Years ago, seems so very long ago, a couple of researchers helped me with proofing and creating a complete family tree through 5 generations starting with our oldest proven recorded ancestors, Robert and Betsy Chumley. What an endeavor we undertook. It was a lofty goal and it took all our research talents to complete the list. We were just wrapping up our research, when life through me a curve ball and I had to put my participation to the research project on hold. I am sure others in the group were discouraged that we would ever get our project of someday writing our Chumley History completed. If they did, they never shared it with me. Instead, a few came along side and sent me words of wisdom, prayers, loving advise, cards and emails kept coming and I got through it all. We have now achieved a huge hurdle; getting this complete family tree out for the world to see. Let me try and explain the process of completing this tree.

Our research group is always looking for more people to help us in our goal to write the Chumley History, people who will bring more information and share it with us and others. We started with just a handful of people, but what each of us had to contribute was amazing! I have a spreadsheet of each person in the group, what talents and skills they bring to our group, and the really amazing part is that we have a representative from each of the family lines that branch off Robert and Betsy Chumley. I think it was just logical for us to think a book must be printed and our history must be preserved.
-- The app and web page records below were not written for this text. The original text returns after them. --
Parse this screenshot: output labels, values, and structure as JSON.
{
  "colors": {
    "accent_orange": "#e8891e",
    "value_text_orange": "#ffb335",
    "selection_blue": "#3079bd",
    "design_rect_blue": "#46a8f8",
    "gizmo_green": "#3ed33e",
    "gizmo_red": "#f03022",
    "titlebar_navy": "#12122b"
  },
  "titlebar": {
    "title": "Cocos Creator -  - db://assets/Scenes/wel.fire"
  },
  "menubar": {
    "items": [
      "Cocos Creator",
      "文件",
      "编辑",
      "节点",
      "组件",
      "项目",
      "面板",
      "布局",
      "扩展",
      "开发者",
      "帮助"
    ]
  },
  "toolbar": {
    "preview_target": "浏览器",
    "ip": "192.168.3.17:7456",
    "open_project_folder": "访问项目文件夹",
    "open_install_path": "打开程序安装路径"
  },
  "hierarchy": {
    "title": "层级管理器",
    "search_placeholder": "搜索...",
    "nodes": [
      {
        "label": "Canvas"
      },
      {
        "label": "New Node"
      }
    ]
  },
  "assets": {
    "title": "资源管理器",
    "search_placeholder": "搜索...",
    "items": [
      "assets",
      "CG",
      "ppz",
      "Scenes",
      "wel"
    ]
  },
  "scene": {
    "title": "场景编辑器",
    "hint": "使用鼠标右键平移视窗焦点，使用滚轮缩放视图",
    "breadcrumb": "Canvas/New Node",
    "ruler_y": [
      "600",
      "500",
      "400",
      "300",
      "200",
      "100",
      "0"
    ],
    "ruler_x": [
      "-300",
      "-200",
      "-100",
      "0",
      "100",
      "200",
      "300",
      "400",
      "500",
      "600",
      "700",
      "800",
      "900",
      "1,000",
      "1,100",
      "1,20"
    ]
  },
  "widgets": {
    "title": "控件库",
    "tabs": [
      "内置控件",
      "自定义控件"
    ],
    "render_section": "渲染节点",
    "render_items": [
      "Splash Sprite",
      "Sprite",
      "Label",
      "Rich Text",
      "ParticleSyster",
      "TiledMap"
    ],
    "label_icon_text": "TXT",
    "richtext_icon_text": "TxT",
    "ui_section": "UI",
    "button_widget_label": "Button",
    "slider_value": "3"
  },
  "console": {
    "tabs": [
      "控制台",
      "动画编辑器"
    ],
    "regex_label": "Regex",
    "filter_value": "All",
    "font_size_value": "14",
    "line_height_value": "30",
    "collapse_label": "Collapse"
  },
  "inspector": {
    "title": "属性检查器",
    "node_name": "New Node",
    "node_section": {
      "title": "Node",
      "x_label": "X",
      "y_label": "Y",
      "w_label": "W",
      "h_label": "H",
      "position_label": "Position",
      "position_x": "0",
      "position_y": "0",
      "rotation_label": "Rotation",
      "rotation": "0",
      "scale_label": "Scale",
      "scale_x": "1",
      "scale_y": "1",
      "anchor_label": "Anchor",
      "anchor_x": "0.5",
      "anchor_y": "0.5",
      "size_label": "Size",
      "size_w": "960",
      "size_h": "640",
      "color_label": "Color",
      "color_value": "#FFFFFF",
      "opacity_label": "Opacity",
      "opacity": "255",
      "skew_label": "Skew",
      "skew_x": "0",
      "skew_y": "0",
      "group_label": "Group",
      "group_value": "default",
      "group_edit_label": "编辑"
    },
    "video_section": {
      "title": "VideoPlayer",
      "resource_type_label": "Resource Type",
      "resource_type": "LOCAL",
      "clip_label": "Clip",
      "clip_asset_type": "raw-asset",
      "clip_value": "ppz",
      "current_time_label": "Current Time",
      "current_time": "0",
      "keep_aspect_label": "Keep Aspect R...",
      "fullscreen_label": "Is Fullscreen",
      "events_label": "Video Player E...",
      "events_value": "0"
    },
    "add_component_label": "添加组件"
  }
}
My dear friend Gail stuck it out until the very end. Together, we managed to make contacts within our group and find out where they got their family information and try and find proof for all names, dates, and events that we had in our Chumley Tree. The platform we used to help us work together was Ancestry.com. Several in our group had an ancestry account and this was any efficient way we could compare dates and other information, and if there was a discrepancy, we could discuss it as a group and decide the information we would go with. One of the most frequent questions in our group was “Are we going with the headstone date or the death certificate?” Now that might sound like an odd question, but here is the problem with information. Genealogy information is only as good as the person who gave the information. Here are some examples of what I am talking about.

1 – I learned the very quickly from Glenda about the error of dates. I was astonished when she told me how many headstones had the wrong dates on them in my own family cemetery in Claiborne County, Tennessee. This revelation did not detour us from our research, but it did encourage us to dig deeper.

2 – Census records – forget about it! There are many things to beware when taking information from census records. Did the information come from a family member, a neighbor, a child? Did the census taker really visit each home or did he just sit at the end of the road and talk to passerbys?

3 – Death certificates – it is not uncommon that children do not know their mother’s maiden name, or have the incorrect birth date. This is just a couple of examples we found with death certificates.

4. – Draft cards – young men would sometimes lie about their age so they could serve their country during times of war.

I could go on and on, but you can see the quandary of it all. It was painstaking to identify each families data, let alone each person in the household. However, we did persevere and I am so happy to show the fruits of our labor. I feel I need to write some disclaimer at this point, but please understand this was our groups best attempt to give an account of the descendants of Robert and Betsy Chumley. I welcome all questions and please let me know if you disagree with any information.

See Updated 5 generation report dated 7/31/2020.